Published: 01 October 2008
... women played in local and national economies. Like midwifery and market- places, alcohol production and sale—both legal and illicit—was largely the domain of women. Though Reeves never explicitly argues as much, the structural exclusion of women compelled many (particularly those who...
Journal Article
Ethnohistory (2008) 55 (4): 680–681.
Published: 01 October 2008
... economies. Like midwifery and market- places, alcohol production and sale—both legal and illicit—was largely the domain of women. Though Reeves never explicitly argues as much, the structural exclusion of women compelled many (particularly those who were heads of households...
Journal Article
Ethnohistory (2008) 55 (4): 681–683.
Published: 01 October 2008
... women played in local and national economies. Like midwifery and market- places, alcohol production and sale—both legal and illicit—was largely the domain of women. Though Reeves never explicitly argues as much, the structural exclusion of women compelled many (particularly those who...
Journal Article
Ethnohistory (2008) 55 (4): 683–685.
Published: 01 October 2008
... women played in local and national economies. Like midwifery and market- places, alcohol production and sale—both legal and illicit—was largely the domain of women. Though Reeves never explicitly argues as much, the structural exclusion of women compelled many (particularly those who...
Journal Article
Ethnohistory (2008) 55 (4): 685–686.
Published: 01 October 2008
... women played in local and national economies. Like midwifery and market- places, alcohol production and sale—both legal and illicit—was largely the domain of women. Though Reeves never explicitly argues as much, the structural exclusion of women compelled many (particularly those who...
Journal Article
Ethnohistory (2008) 55 (4): 686–688.
Published: 01 October 2008
... women played in local and national economies. Like midwifery and market- places, alcohol production and sale—both legal and illicit—was largely the domain of women. Though Reeves never explicitly argues as much, the structural exclusion of women compelled many (particularly those who...
Journal Article
Ethnohistory (2008) 55 (4): 688–689.
Published: 01 October 2008
... women played in local and national economies. Like midwifery and market- places, alcohol production and sale—both legal and illicit—was largely the domain of women. Though Reeves never explicitly argues as much, the structural exclusion of women compelled many (particularly those who...
Journal Article
Ethnohistory (2008) 55 (4): 690–691.
Published: 01 October 2008
... women played in local and national economies. Like midwifery and market- places, alcohol production and sale—both legal and illicit—was largely the domain of women. Though Reeves never explicitly argues as much, the structural exclusion of women compelled many (particularly those who...
Journal Article
Ethnohistory (2008) 55 (4): 691–693.

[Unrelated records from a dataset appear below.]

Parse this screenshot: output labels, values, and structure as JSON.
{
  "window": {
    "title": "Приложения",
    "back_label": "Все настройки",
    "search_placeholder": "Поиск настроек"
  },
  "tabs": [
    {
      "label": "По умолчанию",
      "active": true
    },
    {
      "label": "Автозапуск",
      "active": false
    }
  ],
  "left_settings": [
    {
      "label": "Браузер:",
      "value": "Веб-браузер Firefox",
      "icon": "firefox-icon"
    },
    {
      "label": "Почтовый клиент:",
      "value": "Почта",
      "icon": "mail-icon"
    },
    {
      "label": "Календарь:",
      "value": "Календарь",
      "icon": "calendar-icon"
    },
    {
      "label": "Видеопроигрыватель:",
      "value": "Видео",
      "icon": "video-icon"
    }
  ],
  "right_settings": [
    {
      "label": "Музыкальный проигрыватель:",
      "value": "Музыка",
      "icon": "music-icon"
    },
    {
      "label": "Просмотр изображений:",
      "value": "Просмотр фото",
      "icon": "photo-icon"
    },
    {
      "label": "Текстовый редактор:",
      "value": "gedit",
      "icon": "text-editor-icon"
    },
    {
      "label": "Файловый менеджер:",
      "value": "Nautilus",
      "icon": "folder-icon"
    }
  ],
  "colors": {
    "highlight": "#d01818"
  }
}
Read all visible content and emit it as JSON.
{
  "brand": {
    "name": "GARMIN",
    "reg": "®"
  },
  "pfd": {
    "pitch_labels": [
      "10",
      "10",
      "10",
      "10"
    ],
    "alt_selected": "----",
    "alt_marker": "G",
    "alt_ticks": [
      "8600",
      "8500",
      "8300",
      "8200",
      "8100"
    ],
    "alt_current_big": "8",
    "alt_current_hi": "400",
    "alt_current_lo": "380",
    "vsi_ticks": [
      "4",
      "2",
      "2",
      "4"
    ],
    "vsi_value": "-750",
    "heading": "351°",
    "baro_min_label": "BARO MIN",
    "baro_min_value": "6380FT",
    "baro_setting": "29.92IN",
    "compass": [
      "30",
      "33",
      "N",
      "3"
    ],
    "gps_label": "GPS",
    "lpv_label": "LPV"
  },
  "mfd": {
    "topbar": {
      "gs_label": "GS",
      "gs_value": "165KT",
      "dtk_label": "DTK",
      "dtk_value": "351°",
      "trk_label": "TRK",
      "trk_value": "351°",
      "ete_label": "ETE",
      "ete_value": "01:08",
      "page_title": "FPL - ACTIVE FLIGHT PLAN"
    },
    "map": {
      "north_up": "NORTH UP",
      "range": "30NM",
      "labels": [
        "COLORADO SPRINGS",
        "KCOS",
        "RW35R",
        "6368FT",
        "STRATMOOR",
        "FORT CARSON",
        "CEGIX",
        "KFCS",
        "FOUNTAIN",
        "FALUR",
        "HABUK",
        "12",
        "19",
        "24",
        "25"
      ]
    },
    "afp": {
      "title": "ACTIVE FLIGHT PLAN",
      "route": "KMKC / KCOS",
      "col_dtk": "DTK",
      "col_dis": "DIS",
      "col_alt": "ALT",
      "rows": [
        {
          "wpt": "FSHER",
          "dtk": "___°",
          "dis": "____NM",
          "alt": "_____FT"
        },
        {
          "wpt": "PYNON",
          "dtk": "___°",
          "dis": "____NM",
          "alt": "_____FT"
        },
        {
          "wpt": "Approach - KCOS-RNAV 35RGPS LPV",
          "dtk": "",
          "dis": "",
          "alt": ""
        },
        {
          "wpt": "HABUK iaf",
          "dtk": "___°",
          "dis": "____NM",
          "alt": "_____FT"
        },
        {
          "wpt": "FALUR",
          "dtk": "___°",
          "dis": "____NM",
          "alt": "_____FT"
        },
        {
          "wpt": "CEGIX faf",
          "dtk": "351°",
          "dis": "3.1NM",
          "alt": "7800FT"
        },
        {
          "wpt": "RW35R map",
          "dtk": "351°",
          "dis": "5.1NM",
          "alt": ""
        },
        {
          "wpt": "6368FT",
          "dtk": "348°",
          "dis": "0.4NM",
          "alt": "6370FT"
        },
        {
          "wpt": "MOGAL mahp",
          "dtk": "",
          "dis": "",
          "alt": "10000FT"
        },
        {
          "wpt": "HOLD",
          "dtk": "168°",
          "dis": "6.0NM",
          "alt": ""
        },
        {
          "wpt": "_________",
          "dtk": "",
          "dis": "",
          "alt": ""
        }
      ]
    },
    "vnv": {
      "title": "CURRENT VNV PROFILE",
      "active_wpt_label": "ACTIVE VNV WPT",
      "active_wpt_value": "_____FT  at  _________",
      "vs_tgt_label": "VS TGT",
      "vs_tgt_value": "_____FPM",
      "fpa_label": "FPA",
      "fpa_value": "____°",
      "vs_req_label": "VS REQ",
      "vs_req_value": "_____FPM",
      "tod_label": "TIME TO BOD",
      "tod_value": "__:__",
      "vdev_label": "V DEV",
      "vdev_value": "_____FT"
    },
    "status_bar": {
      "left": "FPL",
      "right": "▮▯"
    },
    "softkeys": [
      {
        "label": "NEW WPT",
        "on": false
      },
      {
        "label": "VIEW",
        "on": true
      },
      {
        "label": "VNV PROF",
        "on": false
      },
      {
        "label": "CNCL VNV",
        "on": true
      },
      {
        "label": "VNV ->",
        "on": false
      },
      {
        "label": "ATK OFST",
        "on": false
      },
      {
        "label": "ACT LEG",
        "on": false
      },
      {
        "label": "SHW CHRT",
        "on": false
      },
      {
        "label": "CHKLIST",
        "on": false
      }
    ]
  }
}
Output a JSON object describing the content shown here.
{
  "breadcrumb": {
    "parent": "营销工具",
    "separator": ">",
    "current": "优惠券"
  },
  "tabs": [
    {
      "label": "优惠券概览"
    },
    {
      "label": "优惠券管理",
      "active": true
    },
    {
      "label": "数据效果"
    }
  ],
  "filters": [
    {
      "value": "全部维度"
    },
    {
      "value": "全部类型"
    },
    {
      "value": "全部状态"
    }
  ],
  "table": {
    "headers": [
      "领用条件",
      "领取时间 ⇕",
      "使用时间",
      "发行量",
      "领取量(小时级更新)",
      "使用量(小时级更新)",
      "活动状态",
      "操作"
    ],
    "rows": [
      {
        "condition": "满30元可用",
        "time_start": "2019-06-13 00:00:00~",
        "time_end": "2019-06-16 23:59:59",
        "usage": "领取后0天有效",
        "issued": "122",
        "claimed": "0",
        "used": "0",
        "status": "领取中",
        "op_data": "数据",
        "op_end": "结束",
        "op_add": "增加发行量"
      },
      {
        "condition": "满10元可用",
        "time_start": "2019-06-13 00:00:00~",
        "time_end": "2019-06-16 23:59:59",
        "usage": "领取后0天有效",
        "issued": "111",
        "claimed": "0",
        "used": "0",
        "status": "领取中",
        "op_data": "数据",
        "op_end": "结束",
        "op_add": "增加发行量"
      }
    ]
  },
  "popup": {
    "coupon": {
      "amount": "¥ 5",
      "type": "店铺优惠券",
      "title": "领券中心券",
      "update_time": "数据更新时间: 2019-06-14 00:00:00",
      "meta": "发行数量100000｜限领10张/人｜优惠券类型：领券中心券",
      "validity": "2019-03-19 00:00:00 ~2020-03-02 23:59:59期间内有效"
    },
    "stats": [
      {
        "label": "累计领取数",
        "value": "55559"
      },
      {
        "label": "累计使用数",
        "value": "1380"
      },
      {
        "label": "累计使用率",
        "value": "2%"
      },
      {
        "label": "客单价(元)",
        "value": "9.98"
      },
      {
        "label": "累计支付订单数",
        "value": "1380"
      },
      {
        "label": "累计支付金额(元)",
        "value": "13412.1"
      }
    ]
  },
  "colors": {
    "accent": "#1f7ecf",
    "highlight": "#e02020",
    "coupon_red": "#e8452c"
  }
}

Published: 01 October 2008
... economies. Like midwifery and market- places, alcohol production and sale—both legal and illicit—was largely the domain of women. Though Reeves never explicitly argues as much, the structural exclusion of women compelled many (particularly those who were heads of households...
Journal Article
Ethnohistory (2008) 55 (4): 693–695.
Published: 01 October 2008
... women played in local and national economies. Like midwifery and market- places, alcohol production and sale—both legal and illicit—was largely the domain of women. Though Reeves never explicitly argues as much, the structural exclusion of women compelled many (particularly those who...
Journal Article
Ethnohistory (2008) 55 (4): 695–696.
Published: 01 October 2008
... women played in local and national economies. Like midwifery and market- places, alcohol production and sale—both legal and illicit—was largely the domain of women. Though Reeves never explicitly argues as much, the structural exclusion of women compelled many (particularly those who...